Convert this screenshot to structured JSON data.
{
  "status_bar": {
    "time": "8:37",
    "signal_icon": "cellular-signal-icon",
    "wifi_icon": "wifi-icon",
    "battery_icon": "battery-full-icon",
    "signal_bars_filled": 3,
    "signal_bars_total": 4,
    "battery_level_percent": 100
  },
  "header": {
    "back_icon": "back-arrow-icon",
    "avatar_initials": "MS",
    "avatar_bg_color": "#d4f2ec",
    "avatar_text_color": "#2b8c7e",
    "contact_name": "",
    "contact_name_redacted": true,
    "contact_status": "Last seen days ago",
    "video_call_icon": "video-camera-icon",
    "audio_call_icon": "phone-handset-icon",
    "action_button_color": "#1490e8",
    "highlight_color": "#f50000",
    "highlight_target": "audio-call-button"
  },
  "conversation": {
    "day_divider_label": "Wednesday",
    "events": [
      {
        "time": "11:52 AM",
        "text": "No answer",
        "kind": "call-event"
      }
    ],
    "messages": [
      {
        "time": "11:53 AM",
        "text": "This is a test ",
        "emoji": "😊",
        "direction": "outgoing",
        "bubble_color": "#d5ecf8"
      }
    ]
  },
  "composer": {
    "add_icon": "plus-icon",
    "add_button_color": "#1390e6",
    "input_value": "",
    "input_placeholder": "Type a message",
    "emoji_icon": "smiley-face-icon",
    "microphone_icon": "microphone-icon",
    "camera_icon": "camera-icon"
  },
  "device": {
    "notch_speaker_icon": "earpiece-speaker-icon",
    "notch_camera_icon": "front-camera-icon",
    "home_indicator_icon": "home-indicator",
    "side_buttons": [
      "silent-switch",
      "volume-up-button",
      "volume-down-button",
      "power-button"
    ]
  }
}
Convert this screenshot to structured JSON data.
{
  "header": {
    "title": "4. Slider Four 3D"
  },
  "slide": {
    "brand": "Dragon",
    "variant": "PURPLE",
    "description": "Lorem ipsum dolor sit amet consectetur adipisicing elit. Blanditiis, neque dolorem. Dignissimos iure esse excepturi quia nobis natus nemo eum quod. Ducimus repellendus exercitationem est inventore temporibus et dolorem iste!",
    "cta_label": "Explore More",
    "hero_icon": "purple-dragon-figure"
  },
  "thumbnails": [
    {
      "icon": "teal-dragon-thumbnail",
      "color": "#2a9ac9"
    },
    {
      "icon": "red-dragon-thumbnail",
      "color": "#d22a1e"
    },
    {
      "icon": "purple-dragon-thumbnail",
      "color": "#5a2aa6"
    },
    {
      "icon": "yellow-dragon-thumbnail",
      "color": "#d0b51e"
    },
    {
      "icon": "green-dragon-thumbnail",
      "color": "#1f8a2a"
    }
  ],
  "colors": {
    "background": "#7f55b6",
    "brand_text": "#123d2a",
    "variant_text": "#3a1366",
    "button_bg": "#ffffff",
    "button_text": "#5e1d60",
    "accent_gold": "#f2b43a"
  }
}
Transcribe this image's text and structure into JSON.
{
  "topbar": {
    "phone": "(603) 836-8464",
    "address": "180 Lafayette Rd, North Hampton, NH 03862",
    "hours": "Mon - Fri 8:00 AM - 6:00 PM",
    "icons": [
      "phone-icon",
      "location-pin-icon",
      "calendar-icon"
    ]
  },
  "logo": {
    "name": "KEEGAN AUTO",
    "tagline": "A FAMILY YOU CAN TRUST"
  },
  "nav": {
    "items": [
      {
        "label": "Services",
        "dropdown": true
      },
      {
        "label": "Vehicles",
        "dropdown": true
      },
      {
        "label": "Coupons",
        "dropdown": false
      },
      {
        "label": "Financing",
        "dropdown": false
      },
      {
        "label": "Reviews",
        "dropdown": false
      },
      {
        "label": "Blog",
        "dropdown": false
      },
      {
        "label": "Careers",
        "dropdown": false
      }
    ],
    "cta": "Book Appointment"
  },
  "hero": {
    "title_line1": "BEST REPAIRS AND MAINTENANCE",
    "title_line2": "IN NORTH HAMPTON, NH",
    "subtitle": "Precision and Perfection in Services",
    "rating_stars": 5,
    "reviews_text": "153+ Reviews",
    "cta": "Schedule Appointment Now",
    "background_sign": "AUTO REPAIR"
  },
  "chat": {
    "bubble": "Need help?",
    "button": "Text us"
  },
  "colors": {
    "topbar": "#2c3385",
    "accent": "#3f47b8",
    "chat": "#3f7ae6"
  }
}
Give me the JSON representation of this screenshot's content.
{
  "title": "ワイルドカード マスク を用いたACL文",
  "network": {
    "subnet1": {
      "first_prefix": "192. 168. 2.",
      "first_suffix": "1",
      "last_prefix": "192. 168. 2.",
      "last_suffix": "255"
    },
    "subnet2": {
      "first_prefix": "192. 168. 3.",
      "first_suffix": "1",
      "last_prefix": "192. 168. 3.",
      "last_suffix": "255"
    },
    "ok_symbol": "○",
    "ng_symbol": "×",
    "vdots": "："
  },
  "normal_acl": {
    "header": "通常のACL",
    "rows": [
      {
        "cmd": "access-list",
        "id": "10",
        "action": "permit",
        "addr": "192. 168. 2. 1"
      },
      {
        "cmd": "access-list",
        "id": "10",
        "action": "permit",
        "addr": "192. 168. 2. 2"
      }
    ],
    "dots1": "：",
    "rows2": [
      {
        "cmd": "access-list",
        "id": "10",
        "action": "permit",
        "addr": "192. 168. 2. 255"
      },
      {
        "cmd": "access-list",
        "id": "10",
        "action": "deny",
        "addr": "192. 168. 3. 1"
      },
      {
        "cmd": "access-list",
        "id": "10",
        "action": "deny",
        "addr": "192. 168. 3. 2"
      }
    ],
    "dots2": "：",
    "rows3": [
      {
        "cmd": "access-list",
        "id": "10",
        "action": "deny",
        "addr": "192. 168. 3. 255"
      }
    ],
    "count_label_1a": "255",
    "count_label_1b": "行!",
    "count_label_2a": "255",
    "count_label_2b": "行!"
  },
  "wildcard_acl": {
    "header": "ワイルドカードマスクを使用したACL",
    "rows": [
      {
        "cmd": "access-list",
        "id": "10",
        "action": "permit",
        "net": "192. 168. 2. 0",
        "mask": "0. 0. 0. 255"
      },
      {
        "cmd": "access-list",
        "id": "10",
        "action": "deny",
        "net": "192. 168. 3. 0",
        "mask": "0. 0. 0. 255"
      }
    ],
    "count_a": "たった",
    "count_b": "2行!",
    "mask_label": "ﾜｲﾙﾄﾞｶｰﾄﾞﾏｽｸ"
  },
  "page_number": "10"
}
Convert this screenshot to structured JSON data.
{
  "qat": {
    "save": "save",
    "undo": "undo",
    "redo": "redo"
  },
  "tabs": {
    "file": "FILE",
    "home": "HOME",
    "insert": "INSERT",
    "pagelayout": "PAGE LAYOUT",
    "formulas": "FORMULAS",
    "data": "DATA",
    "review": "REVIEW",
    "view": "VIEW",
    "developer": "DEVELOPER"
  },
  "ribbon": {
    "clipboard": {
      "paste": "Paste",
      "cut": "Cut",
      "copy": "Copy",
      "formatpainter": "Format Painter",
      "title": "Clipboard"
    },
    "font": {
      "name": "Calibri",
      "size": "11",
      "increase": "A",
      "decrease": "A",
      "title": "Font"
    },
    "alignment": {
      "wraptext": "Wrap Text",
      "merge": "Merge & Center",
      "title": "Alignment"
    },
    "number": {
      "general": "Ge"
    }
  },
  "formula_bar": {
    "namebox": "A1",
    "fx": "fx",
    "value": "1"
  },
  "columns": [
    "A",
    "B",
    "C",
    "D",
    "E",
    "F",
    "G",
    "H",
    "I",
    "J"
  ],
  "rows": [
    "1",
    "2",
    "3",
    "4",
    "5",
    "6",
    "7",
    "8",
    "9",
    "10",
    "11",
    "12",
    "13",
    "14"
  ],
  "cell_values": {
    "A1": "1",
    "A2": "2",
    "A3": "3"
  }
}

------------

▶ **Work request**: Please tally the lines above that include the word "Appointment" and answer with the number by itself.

▶ **Response**: 2